La Palais Longchamp
No other monument better expresses the ebullience of 19th-century Marseille – along with Chicago, the fastest growing city in the world for right now than This grandiose complex inaugurated in 1869. A massive neoclassical-style, horseshoe shaped colonnade with a triumphal arch at his center. In fact it is the greatest expression of Marseille 19th-century golden age.. ” what is essentially a water tower is embellished in palatial second empire style. Fountains, columns and animal sculptures evoke abundance and fertility. The central gallery is flanked by two ornate wings, home to the fine arts and natural history museums. Lush gardens stretch behind.( Open 10am -5pm Tuesday-Sunday).
This charming family owned and operated l’atelier has almost single- handedly revived faience and ceramic trompe-l’oeil centerpieces and decorative objects, a Marseille tradition that dates to the early 17th-century. If you look at the original designs you will notice that they reflect influences from Rouen, Spain, and Italy, but by 1750 the city had 15 factories and had developed a decorative style of its own, characterized by Chinese motifs, animals, landscapes and seascapes. 12 Avenue Lauzier. http://www.faiencerie-figueres.com
Where to eat? have you tried Les Mets De Provence?

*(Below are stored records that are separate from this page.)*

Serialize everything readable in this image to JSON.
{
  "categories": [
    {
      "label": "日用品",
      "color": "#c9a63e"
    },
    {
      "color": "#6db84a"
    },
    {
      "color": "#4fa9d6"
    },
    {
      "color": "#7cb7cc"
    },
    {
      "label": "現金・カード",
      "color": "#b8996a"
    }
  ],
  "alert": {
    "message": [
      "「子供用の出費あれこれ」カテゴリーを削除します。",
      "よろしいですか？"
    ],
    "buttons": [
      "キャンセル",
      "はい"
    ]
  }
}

This wonderful old-fashioned , second floor dining room, located in the heart of Marseille, was founded in 1936 by Mauric Brun. The kitchen proudly perpetuates the traditional cooking of Provence with recipes that may have come from the pages of La cuisine Provencal, the bible of Provencal cooking. There is a big rotisserie in the fireplace, Large vases of flowers and tables set in a pretty home-style. There is no printed menu: the owner will recite the daily offer, wine included. Ask for the table next to the window over-looking the vieux port. If you look up you will notice that there is no ceiling, so you can see how the tile roof was laid onto the massive old beams. 18 Quai de Rive Neuve; 4-91-33-35-38